[Data records for software interfaces]
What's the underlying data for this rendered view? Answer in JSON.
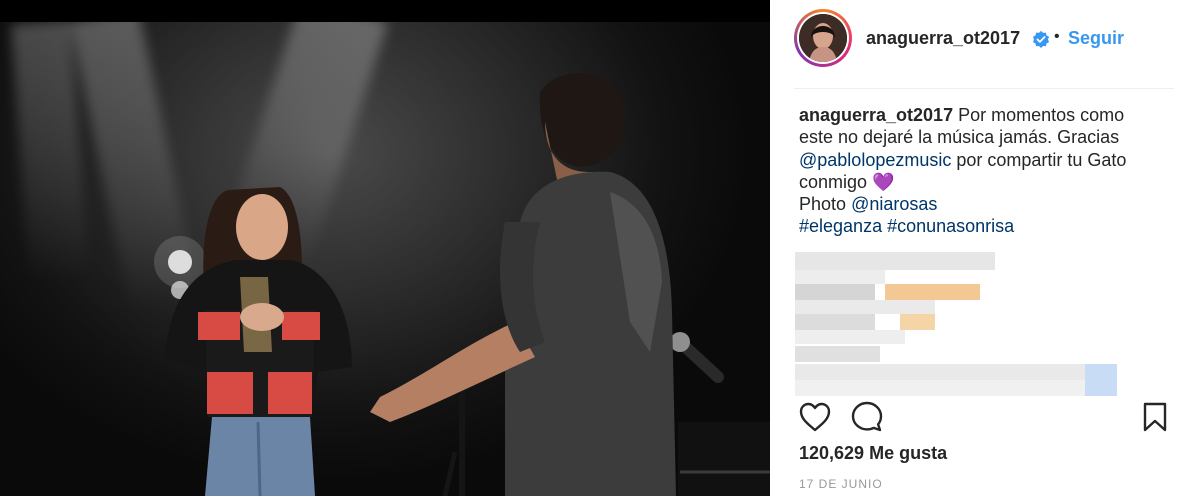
{
  "post": {
    "username": "anaguerra_ot2017",
    "verified": true,
    "separator": "•",
    "follow_label": "Seguir",
    "caption": {
      "username": "anaguerra_ot2017",
      "line1": "Por momentos como",
      "line2": "este no dejaré la música jamás. Gracias",
      "mention1": "@pablolopezmusic",
      "line3_rest": "por compartir tu Gato",
      "line4": "conmigo",
      "emoji": "💜",
      "photo_label": "Photo",
      "mention2": "@niarosas",
      "hashtag1": "#eleganza",
      "hashtag2": "#conunasonrisa"
    },
    "likes_count": "120,629",
    "likes_label": "Me gusta",
    "date": "17 DE JUNIO"
  },
  "icons": {
    "like": "heart-icon",
    "comment": "comment-icon",
    "save": "bookmark-icon",
    "verified": "verified-badge-icon"
  },
  "colors": {
    "link": "#003569",
    "follow": "#3897f0",
    "verified": "#3897f0",
    "text": "#262626",
    "muted": "#999999"
  }
}
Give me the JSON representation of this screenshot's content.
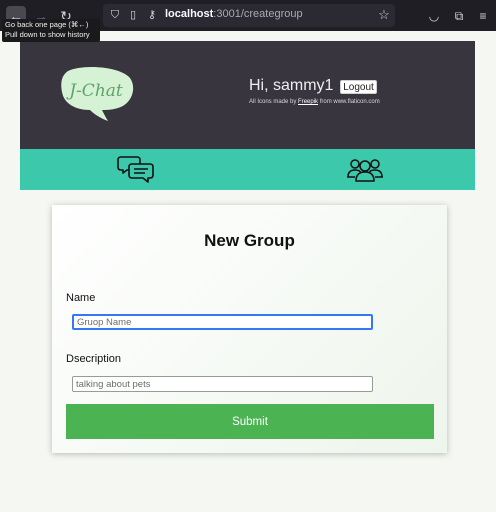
{
  "browser": {
    "url_host": "localhost",
    "url_path": ":3001/creategroup",
    "tooltip_line1": "Go back one page (⌘←)",
    "tooltip_line2": "Pull down to show history"
  },
  "header": {
    "logo_text": "J-Chat",
    "greeting": "Hi, sammy1",
    "logout_label": "Logout",
    "credit_prefix": "All Icons made by ",
    "credit_link": "Freepik",
    "credit_suffix": " from www.flaticon.com"
  },
  "form": {
    "title": "New Group",
    "name_label": "Name",
    "name_placeholder": "Gruop Name",
    "description_label": "Dsecription",
    "description_placeholder": "talking about pets",
    "submit_label": "Submit"
  },
  "colors": {
    "header_bg": "#39353f",
    "iconbar_bg": "#3cc8ab",
    "submit_bg": "#4bb351",
    "focus_ring": "#3478f6"
  }
}
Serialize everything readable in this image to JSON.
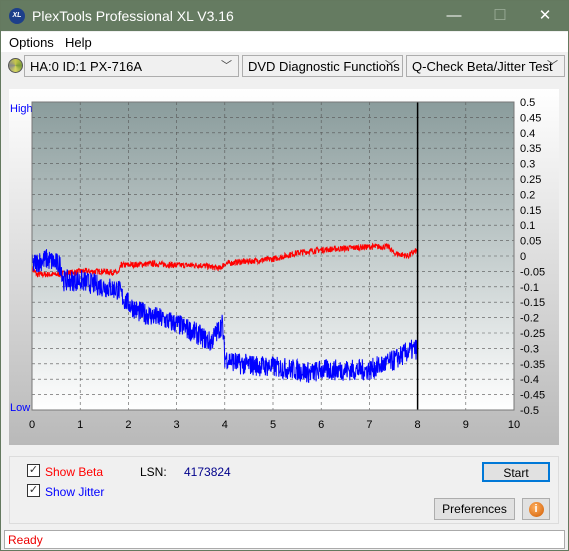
{
  "window": {
    "title": "PlexTools Professional XL V3.16",
    "logo_text": "XL",
    "minimize": "—",
    "maximize": "☐",
    "close": "✕"
  },
  "menu": {
    "items": [
      "Options",
      "Help"
    ]
  },
  "toolbar": {
    "drive": "HA:0 ID:1  PX-716A",
    "function": "DVD Diagnostic Functions",
    "test": "Q-Check Beta/Jitter Test"
  },
  "chart_data": {
    "type": "line",
    "xlim": [
      0,
      10
    ],
    "ylim": [
      -0.5,
      0.5
    ],
    "x_ticks": [
      "0",
      "1",
      "2",
      "3",
      "4",
      "5",
      "6",
      "7",
      "8",
      "9",
      "10"
    ],
    "y_ticks": [
      "0.5",
      "0.45",
      "0.4",
      "0.35",
      "0.3",
      "0.25",
      "0.2",
      "0.15",
      "0.1",
      "0.05",
      "0",
      "-0.05",
      "-0.1",
      "-0.15",
      "-0.2",
      "-0.25",
      "-0.3",
      "-0.35",
      "-0.4",
      "-0.45",
      "-0.5"
    ],
    "y_left_top": "High",
    "y_left_bottom": "Low",
    "grid": true,
    "marker_x": 8,
    "series": [
      {
        "name": "Beta",
        "color": "#ff0000",
        "x": [
          0,
          0.1,
          0.5,
          1,
          1.5,
          1.8,
          1.85,
          2.5,
          3,
          3.5,
          3.9,
          4.0,
          4.3,
          5,
          5.5,
          6,
          6.5,
          7,
          7.4,
          7.5,
          7.8,
          8
        ],
        "y": [
          -0.04,
          -0.06,
          -0.06,
          -0.05,
          -0.05,
          -0.055,
          -0.03,
          -0.025,
          -0.03,
          -0.03,
          -0.04,
          -0.025,
          -0.02,
          -0.01,
          0.01,
          0.02,
          0.025,
          0.03,
          0.03,
          0.01,
          0.0,
          0.02
        ],
        "spread": 0.01
      },
      {
        "name": "Jitter",
        "color": "#0000ff",
        "x": [
          0,
          0.1,
          0.3,
          0.6,
          0.65,
          1,
          1.5,
          1.8,
          1.9,
          2.2,
          2.6,
          3,
          3.4,
          3.7,
          3.95,
          4.0,
          4.3,
          5,
          5.5,
          5.8,
          6,
          6.5,
          7,
          7.5,
          7.8,
          8
        ],
        "y": [
          -0.03,
          -0.02,
          -0.01,
          -0.03,
          -0.08,
          -0.08,
          -0.1,
          -0.11,
          -0.14,
          -0.18,
          -0.2,
          -0.22,
          -0.25,
          -0.28,
          -0.22,
          -0.33,
          -0.35,
          -0.36,
          -0.37,
          -0.38,
          -0.37,
          -0.37,
          -0.37,
          -0.34,
          -0.31,
          -0.3
        ],
        "spread": 0.035
      }
    ]
  },
  "panel": {
    "show_beta": "Show Beta",
    "show_jitter": "Show Jitter",
    "show_beta_checked": true,
    "show_jitter_checked": true,
    "lsn_label": "LSN:",
    "lsn_value": "4173824",
    "start": "Start",
    "preferences": "Preferences",
    "info_icon": "info-icon"
  },
  "status": {
    "text": "Ready"
  }
}
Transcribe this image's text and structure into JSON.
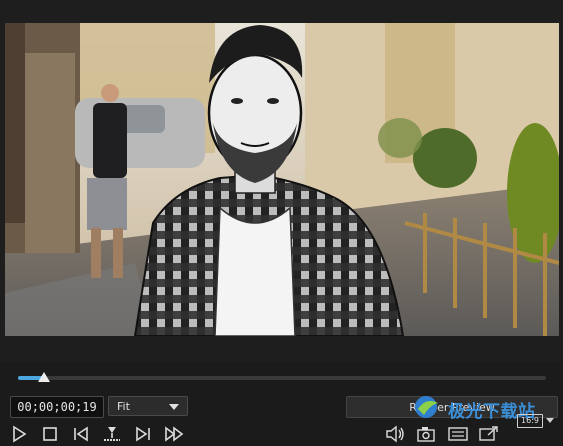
{
  "player": {
    "timecode": "00;00;00;19",
    "fit_label": "Fit",
    "render_preview_label": "Render Preview",
    "aspect_ratio": "16:9",
    "progress": 0.05
  },
  "watermark": {
    "text": "极光下载站"
  },
  "controls": {
    "play": "play-icon",
    "stop": "stop-icon",
    "prev_frame": "previous-frame-icon",
    "split": "split-clip-icon",
    "next_frame": "next-frame-icon",
    "fast_forward": "fast-forward-icon",
    "volume": "volume-icon",
    "snapshot": "camera-snapshot-icon",
    "display_quality": "display-quality-icon",
    "fullscreen": "undock-preview-icon"
  },
  "colors": {
    "accent": "#4aa7e0",
    "background": "#1b1b1b"
  }
}
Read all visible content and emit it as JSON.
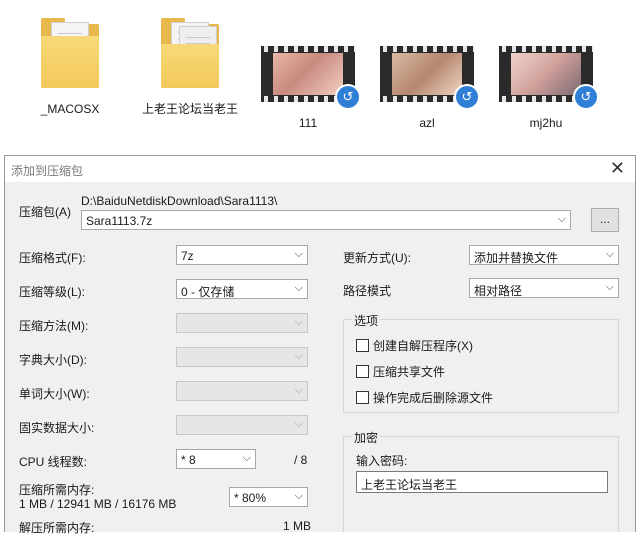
{
  "files": [
    {
      "name": "_MACOSX",
      "kind": "folder"
    },
    {
      "name": "上老王论坛当老王",
      "kind": "folder"
    },
    {
      "name": "111",
      "kind": "video"
    },
    {
      "name": "azl",
      "kind": "video"
    },
    {
      "name": "mj2hu",
      "kind": "video"
    }
  ],
  "dialog": {
    "title": "添加到压缩包",
    "archive": {
      "label": "压缩包(A)",
      "path": "D:\\BaiduNetdiskDownload\\Sara1113\\",
      "name": "Sara1113.7z",
      "browse_label": "..."
    },
    "left": {
      "format": {
        "label": "压缩格式(F):",
        "value": "7z"
      },
      "level": {
        "label": "压缩等级(L):",
        "value": "0 - 仅存储"
      },
      "method": {
        "label": "压缩方法(M):",
        "value": ""
      },
      "dict_size": {
        "label": "字典大小(D):",
        "value": ""
      },
      "word_size": {
        "label": "单词大小(W):",
        "value": ""
      },
      "solid_size": {
        "label": "固实数据大小:",
        "value": ""
      },
      "cpu_threads": {
        "label": "CPU 线程数:",
        "value": "* 8",
        "max": "/ 8"
      },
      "mem_compress": {
        "label": "压缩所需内存:",
        "detail": "1 MB / 12941 MB / 16176 MB",
        "value": "* 80%"
      },
      "mem_decompress": {
        "label": "解压所需内存:",
        "value": "1 MB"
      }
    },
    "right": {
      "update_mode": {
        "label": "更新方式(U):",
        "value": "添加并替换文件"
      },
      "path_mode": {
        "label": "路径模式",
        "value": "相对路径"
      },
      "options": {
        "legend": "选项",
        "items": [
          {
            "label": "创建自解压程序(X)",
            "checked": false
          },
          {
            "label": "压缩共享文件",
            "checked": false
          },
          {
            "label": "操作完成后删除源文件",
            "checked": false
          }
        ]
      },
      "encryption": {
        "legend": "加密",
        "password_label": "输入密码:",
        "password_value": "上老王论坛当老王"
      }
    }
  }
}
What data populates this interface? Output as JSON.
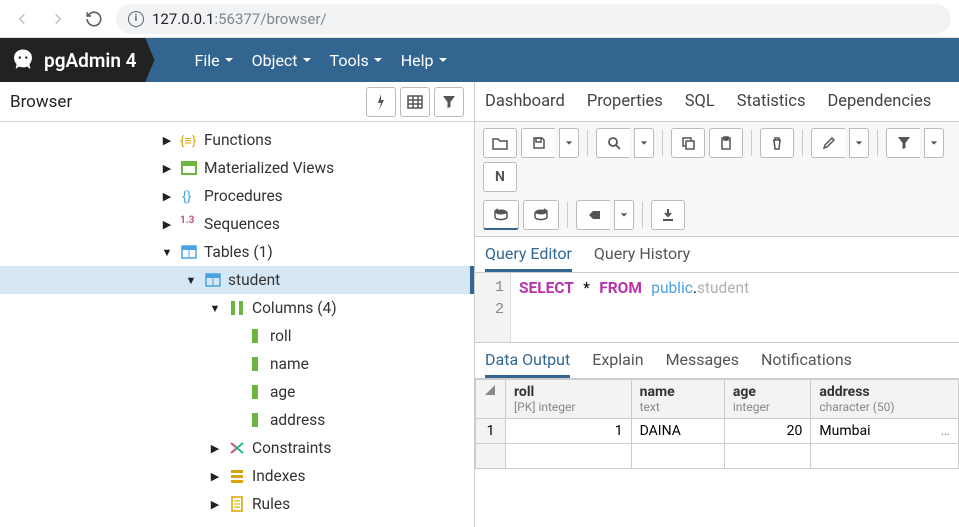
{
  "url": {
    "host": "127.0.0.1",
    "port": ":56377",
    "path": "/browser/"
  },
  "brand": "pgAdmin 4",
  "menu": [
    "File",
    "Object",
    "Tools",
    "Help"
  ],
  "browser_label": "Browser",
  "tree": {
    "functions": "Functions",
    "matviews": "Materialized Views",
    "procedures": "Procedures",
    "sequences": "Sequences",
    "seq_prefix": "1.3",
    "tables": "Tables (1)",
    "student": "student",
    "columns": "Columns (4)",
    "cols": [
      "roll",
      "name",
      "age",
      "address"
    ],
    "constraints": "Constraints",
    "indexes": "Indexes",
    "rules": "Rules"
  },
  "main_tabs": [
    "Dashboard",
    "Properties",
    "SQL",
    "Statistics",
    "Dependencies"
  ],
  "query_tabs": [
    "Query Editor",
    "Query History"
  ],
  "sql": {
    "kw1": "SELECT",
    "star": "*",
    "kw2": "FROM",
    "schema": "public",
    "dot": ".",
    "table": "student"
  },
  "data_tabs": [
    "Data Output",
    "Explain",
    "Messages",
    "Notifications"
  ],
  "columns": [
    {
      "name": "roll",
      "type": "[PK] integer",
      "align": "r"
    },
    {
      "name": "name",
      "type": "text",
      "align": "l"
    },
    {
      "name": "age",
      "type": "integer",
      "align": "r"
    },
    {
      "name": "address",
      "type": "character (50)",
      "align": "l"
    }
  ],
  "rows": [
    {
      "n": "1",
      "roll": "1",
      "name": "DAINA",
      "age": "20",
      "address": "Mumbai"
    }
  ],
  "N_label": "N"
}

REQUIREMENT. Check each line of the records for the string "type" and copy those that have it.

OUTPUT OF THE EXERCISE.
    "type": "line",
      "type": "[PK] integer",
      "type": "text",
      "type": "integer",
      "type": "character (50)",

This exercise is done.